– New applications or applications to vary the funding (because the child’s needs have changed) will still continue
– Funding to preschools, primary and secondary schools when a child in care transitions/moves to their school, to support the child’s transition (if the child is not already receiving individualised IESP funding)
– One-off funding to schools to support children and young people in care who are already enrolled in schools – with the idea that it will provide the school with ‘space’ to determine the best way to meet their individual learning requirements, including the specific needs of Aboriginal children in care
Some of the ways schools funding can be used to support children or students is:
– through supporting staff training in trauma-informed practice
– providing additional staff resources for individual children (such as allied health professionals, youth workers or Student Services Officers)
– offering targeted programs to support inclusion and belonging
– purchasing equipment and individual tools (sensory, calming)
– releasing staff from other duties to enable them to establish relationships with children, assess their functional needs and develop plans, facilitate support groups or lunchtime clubs or undertake professional development
Who is eligible to receive IESP funding?
Eligibility for IESP funding aligns with national disability legislation and guidelines, focussing on a child’s needs rather than their disability or learning difficulties – this includes mental health, trauma, complex behaviours and complex health care needs.
Schools will receive $3250 per child in care (if that child is not already receiving individualised IESP funding) to help support the child’s transition to their school, while preschools will receive $1000 per child in care.
Where can I get more information?
For more information visit the Department for Education’s website.
Based on future data we receive from the Department for Education and what young people tell us, we would hope to see significant improvements in participation and improved learning outcomes for children and young people in care who attend government schools, as a result of the new changes to the program.

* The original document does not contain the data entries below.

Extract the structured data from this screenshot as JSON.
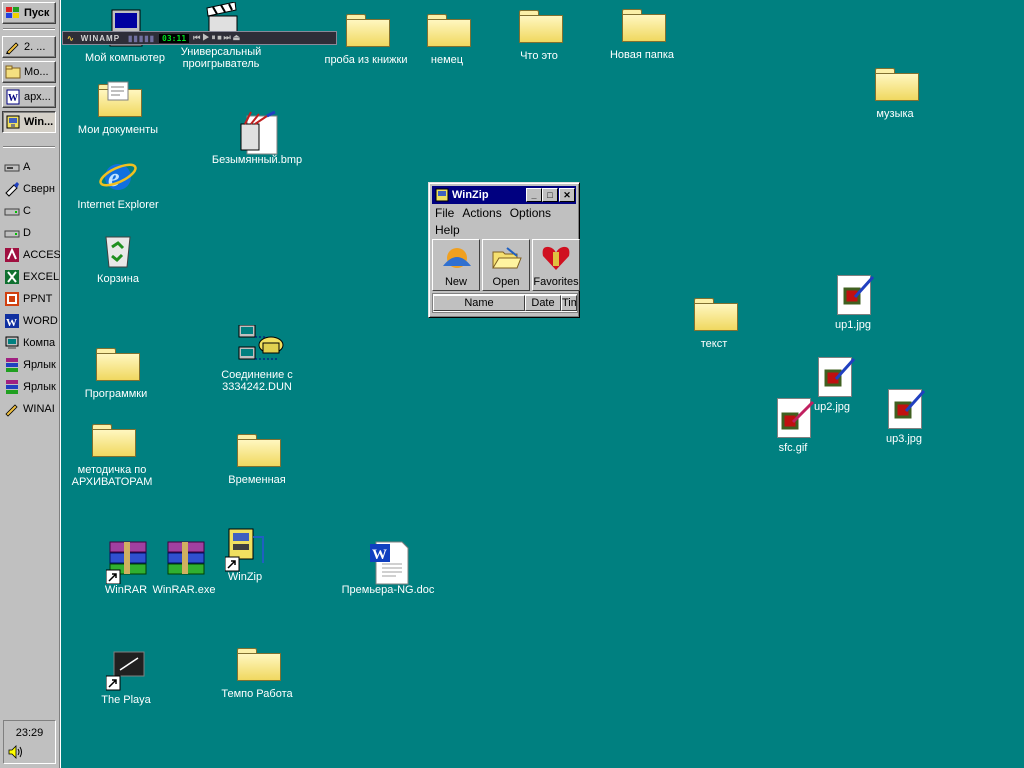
{
  "taskbar": {
    "start_label": "Пуск",
    "tasks": [
      {
        "label": "2. ...",
        "icon": "pencil-icon"
      },
      {
        "label": "Мо...",
        "icon": "folder-icon"
      },
      {
        "label": "арх...",
        "icon": "word-doc-icon"
      },
      {
        "label": "Win...",
        "icon": "winzip-icon",
        "active": true
      }
    ],
    "quick_launch": [
      {
        "label": "A",
        "icon": "floppy-drive-icon"
      },
      {
        "label": "Сверн",
        "icon": "minimize-all-icon"
      },
      {
        "label": "C",
        "icon": "hard-drive-icon"
      },
      {
        "label": "D",
        "icon": "hard-drive-icon"
      },
      {
        "label": "ACCES",
        "icon": "access-icon"
      },
      {
        "label": "EXCEL",
        "icon": "excel-icon"
      },
      {
        "label": "PPNT",
        "icon": "powerpoint-icon"
      },
      {
        "label": "WORD",
        "icon": "word-icon"
      },
      {
        "label": "Компа",
        "icon": "computer-icon"
      },
      {
        "label": "Ярлык",
        "icon": "winrar-icon"
      },
      {
        "label": "Ярлык",
        "icon": "winrar-icon"
      },
      {
        "label": "WINAI",
        "icon": "winamp-icon"
      }
    ],
    "clock": "23:29"
  },
  "winamp": {
    "brand": "WINAMP",
    "time": "03:11"
  },
  "desktop": {
    "my_computer": "Мой компьютер",
    "player": "Универсальный проигрыватель",
    "my_documents": "Мои документы",
    "ie": "Internet Explorer",
    "recycle": "Корзина",
    "programs": "Программки",
    "method": "методичка по АРХИВАТОРАМ",
    "winrar": "WinRAR",
    "winrar_exe": "WinRAR.exe",
    "winzip": "WinZip",
    "playa": "The Playa",
    "bmp": "Безымянный.bmp",
    "dun": "Соединение с 3334242.DUN",
    "temp": "Временная",
    "tempo": "Темпо Работа",
    "doc": "Премьера-NG.doc",
    "proba": "проба из книжки",
    "nemets": "немец",
    "chto": "Что это",
    "new_folder": "Новая папка",
    "music": "музыка",
    "text": "текст",
    "up1": "up1.jpg",
    "up2": "up2.jpg",
    "sfc": "sfc.gif",
    "up3": "up3.jpg"
  },
  "winzip_window": {
    "title": "WinZip",
    "menu": [
      "File",
      "Actions",
      "Options",
      "Help"
    ],
    "toolbar": [
      "New",
      "Open",
      "Favorites"
    ],
    "columns": [
      "Name",
      "Date",
      "Tim"
    ]
  },
  "colors": {
    "desktop": "#008080",
    "face": "#c0c0c0",
    "titlebar": "#000080"
  }
}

Through this increased support, as well as the SA government’s recent announcement to phase out suspensions and exclusions in government schools, the Office of the Guardian looks forward to seeing some real and measurable benefits for young people in care and their education.
Stay tuned for our 2021 report looking into the education participation of children and young people in care who attend government schools, which is expected to be released mid-year.